The upbeat arrangement of My Lord, What a Morning which I prepared in the spring, which it was utter madness to suppose that I could teach my choir, no matter how brave, in the space of a week (heaven knows what I was thinking, then) we have not yet come near to mastering.  Plus, we are missing some key singers this Sunday, so I have swapped in my expansion of the Gordon Jacob arrangement of Bro. James’s Air for this weekend’s anthem.  For the following week, I reckoned on refreshing the chant version of Psalm 91 which we first heard sung at Holy Trinity Monastery in Petersham.

I said refreshing, because I knew we had it in the filing cabinets; therefore, I brought it in to Danvers planning to sing it.  And, it is easy; therefore, I took it as read that we had sung it.  Yet, none of my choir recognized it last night, and the fact must be that yesterday’s rehearsal was the first exposure they have had to the piece.  This was an edition I prepared originally for my Evening Service in D, in the year when I served as Interim Choir Director at St Paul’s; and the legend Evensong appears in the top left of the score – which prompted a question from my agreeable and musically inquisitive choir.

I dreamt last night, not that White Nights was done, nor that I was working (as such) on the end of White Nights, but that the whole remainder of White Nights to be composed was sketched out in detail, and that all I need do is roll up my sleeves.  I also dreamt that my publisher, Mark and I were walking around town (talking about verbs, interestingly . . . or, it seemed interesting in the dream, anyway).  Also, he opened the door to a Lyft car and gave the driver a cassette tape to duplicate (bet you didn’t know that service was available from Lyft).

Monday, Sudie & I shall rehearse The Mystic Trumpeter for the first time.

Word just in that Carson Cooman will play one of the Op.28 pieces for Morning Prayer at Harvard this Monday. 

And I am scheming a kind of mini-cantata for HTUMC for the Christmas concert.

17 October 2018

A bit of an "in the guts of the machinery" post
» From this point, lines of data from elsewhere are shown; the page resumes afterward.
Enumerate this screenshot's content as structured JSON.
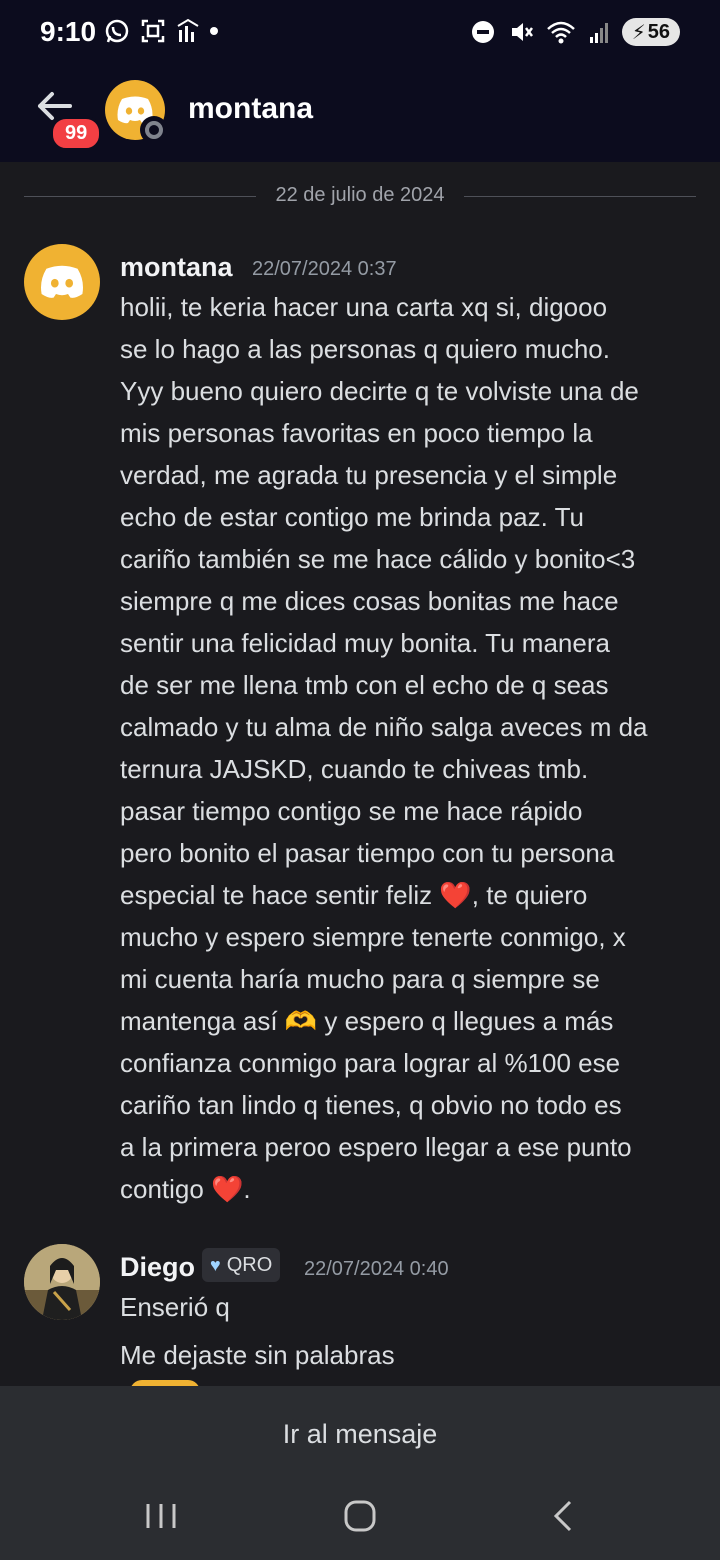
{
  "status_bar": {
    "time": "9:10",
    "battery": "56",
    "left_icons": [
      "whatsapp-icon",
      "scan-icon",
      "signal-activity-icon",
      "dot-icon"
    ],
    "right_icons": [
      "do-not-disturb-icon",
      "mute-icon",
      "wifi-icon",
      "cell-signal-icon"
    ]
  },
  "header": {
    "title": "montana",
    "unread_badge": "99",
    "status": "offline"
  },
  "divider": {
    "date": "22 de julio de 2024"
  },
  "messages": [
    {
      "author": "montana",
      "timestamp": "22/07/2024 0:37",
      "lines": [
        "holii, te keria hacer una carta xq si, digooo",
        "se lo hago a las personas q quiero mucho.",
        "Yyy bueno quiero decirte q te volviste una de",
        "mis personas favoritas en poco tiempo la",
        "verdad, me agrada tu presencia y el simple",
        "echo de estar contigo me brinda paz. Tu",
        "cariño también se me hace cálido y bonito<3",
        "siempre q me dices cosas bonitas me hace",
        "sentir una felicidad muy bonita. Tu manera",
        "de ser me llena tmb con el echo de q seas",
        "calmado y tu alma de niño salga aveces m da",
        "ternura JAJSKD, cuando te chiveas tmb.",
        "pasar tiempo contigo se me hace rápido",
        "pero bonito el pasar tiempo con tu persona",
        "especial te hace sentir feliz ❤️, te quiero",
        "mucho y espero siempre tenerte conmigo, x",
        "mi cuenta haría mucho para q siempre se",
        "mantenga así 🫶 y espero q llegues a más",
        "confianza conmigo para lograr al %100 ese",
        "cariño tan lindo q tienes, q obvio no todo es",
        "a la primera peroo espero llegar a ese punto",
        "contigo ❤️."
      ]
    },
    {
      "author": "Diego",
      "tag": "QRO",
      "timestamp": "22/07/2024 0:40",
      "lines": [
        "Enserió q",
        "Me dejaste sin palabras"
      ]
    }
  ],
  "jump_button": {
    "label": "Ir al mensaje"
  },
  "nav_bar": {
    "items": [
      "recents-icon",
      "home-icon",
      "back-icon"
    ]
  },
  "colors": {
    "background": "#1a1a1e",
    "header": "#0c0c1e",
    "discord_avatar": "#f0b232",
    "badge": "#f23f43",
    "bottom": "#2b2d31"
  }
}
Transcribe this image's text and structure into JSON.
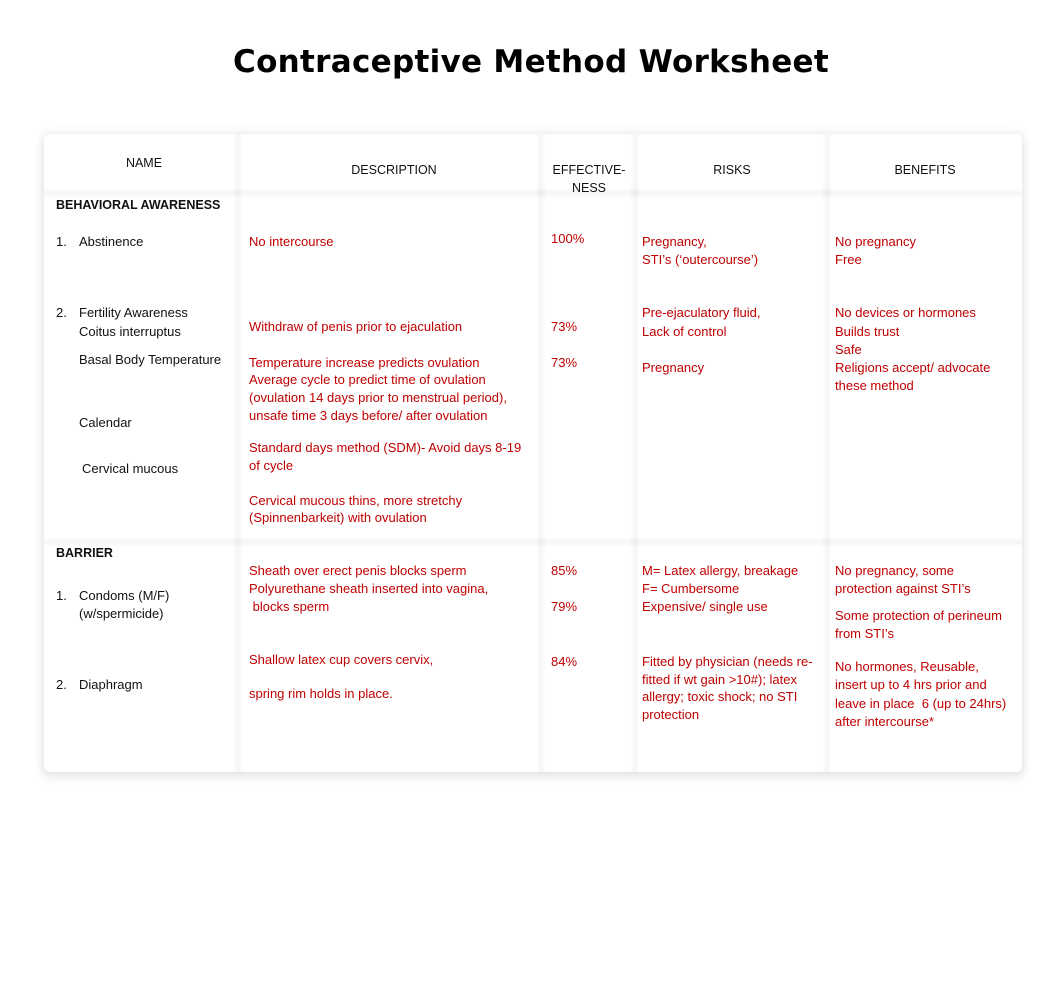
{
  "document": {
    "title": "Contraceptive Method Worksheet"
  },
  "table": {
    "headers": {
      "name": "NAME",
      "description": "DESCRIPTION",
      "effectiveness_line1": "EFFECTIVE-",
      "effectiveness_line2": "NESS",
      "risks": "RISKS",
      "benefits": "BENEFITS"
    },
    "sections": [
      {
        "title": "BEHAVIORAL AWARENESS",
        "methods": [
          {
            "number": "1.",
            "name": "Abstinence",
            "description": [
              "No intercourse"
            ],
            "effectiveness": [
              "100%"
            ],
            "risks": [
              "Pregnancy,",
              "STI’s (‘outercourse’)"
            ],
            "benefits": [
              "No pregnancy",
              "Free"
            ]
          },
          {
            "number": "2.",
            "name": "Fertility Awareness",
            "sub_methods": [
              "Coitus interruptus",
              "Basal Body Temperature",
              "Calendar",
              "Cervical mucous"
            ],
            "description": [
              "Withdraw of penis prior to ejaculation",
              "Temperature increase predicts ovulation",
              "Average cycle to predict time of ovulation",
              "(ovulation 14 days prior to menstrual period),",
              "unsafe time 3 days before/ after ovulation",
              "Standard days method (SDM)- Avoid days 8-19",
              "of cycle",
              "Cervical mucous thins, more stretchy",
              "(Spinnenbarkeit) with ovulation"
            ],
            "effectiveness": [
              "73%",
              "73%"
            ],
            "risks": [
              "Pre-ejaculatory fluid,",
              "Lack of control",
              "Pregnancy"
            ],
            "benefits": [
              "No devices or hormones",
              "Builds trust",
              "Safe",
              "Religions accept/ advocate",
              "these method"
            ]
          }
        ]
      },
      {
        "title": "BARRIER",
        "methods": [
          {
            "number": "1.",
            "name": "Condoms (M/F)",
            "name_line2": "(w/spermicide)",
            "description": [
              "Sheath over erect penis blocks sperm",
              "Polyurethane sheath inserted into vagina,",
              " blocks sperm"
            ],
            "effectiveness": [
              "85%",
              "79%"
            ],
            "risks": [
              "M= Latex allergy, breakage",
              "F= Cumbersome",
              "Expensive/ single use"
            ],
            "benefits": [
              "No pregnancy, some",
              "protection against STI’s",
              "Some protection of perineum",
              "from STI’s"
            ]
          },
          {
            "number": "2.",
            "name": "Diaphragm",
            "description": [
              "Shallow latex cup covers cervix,",
              "spring rim holds in place."
            ],
            "effectiveness": [
              "84%"
            ],
            "risks": [
              "Fitted by physician (needs re-",
              "fitted if wt gain >10#); latex",
              "allergy; toxic shock; no STI",
              "protection"
            ],
            "benefits": [
              "No hormones, Reusable,",
              "insert up to 4 hrs prior and",
              "leave in place  6 (up to 24hrs)",
              "after intercourse*"
            ]
          }
        ]
      }
    ]
  },
  "colors": {
    "answer_text": "#c00000",
    "label_text": "#111111"
  }
}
“[Rod Serling's] subtext was about humanity, and not special effects. Rod strove to inform, enrich, nourish and revive the dead, which he did. He saw the invisible, built the intangible, and achieved the impossible.”~ Ted Post, director of several Twilight Zone episodes
Courtesy of Peter H. Bloom, we've been able to record concerts of the Ensemble on video, for some few years now. The audio quality is passable, and thus, I have continued to take a separate audio recording. It was a while before I figured out that I could "swap in" the superior audio on the video. Better late than never.

Take now the case of (e.g.) Mistaken for the Sacred yesterday: live trio plus fixed media.  In the space, during the concert, the balance between the live group and the fixed media was reportedly good. As the mics of my device picked up the music, however, the fixed media was very faint. Faint enough, in fact, that what I figured I should do was, prepare a mix of the live recording, plus the fixed media as resident at my laptop. So, that is what we've got here:

15 October 2018

Banner Day

Well, there we are, facing Tremont Street, out in the sight of God and everybody.

Smoke, hot tea & drizzle

Fame is like smoke,I couldn’t care less.– Anna Akhmatova
Still mostly recovery.  Sang part of the service yesterday morning, but could not sing the whole.  Excellent rehearsals, both in the afternoon with Louise Mundinger, and in the evening with "the band."  Gray, drizzly weather today;  will head out in a bit to rehearse Considering My Bliss Options with Peter.

14 October 2018

Somber postscript

And, to be sure, shortly after I posted this, I learnt that she had passed away a few hours earlier.  She was determined to do whatever she might, to resist the disease, and she kept a brave and cheerful demeanor throughout.  She had the joy of seeing her Red Sox through a magnificent regular season, and of seeing them vanquish the Yankees for the American League title;  so she passed out of this world with a gratified smile.  We shall miss her.

Innumerable angels sing you to a sweet rest, Adrienne.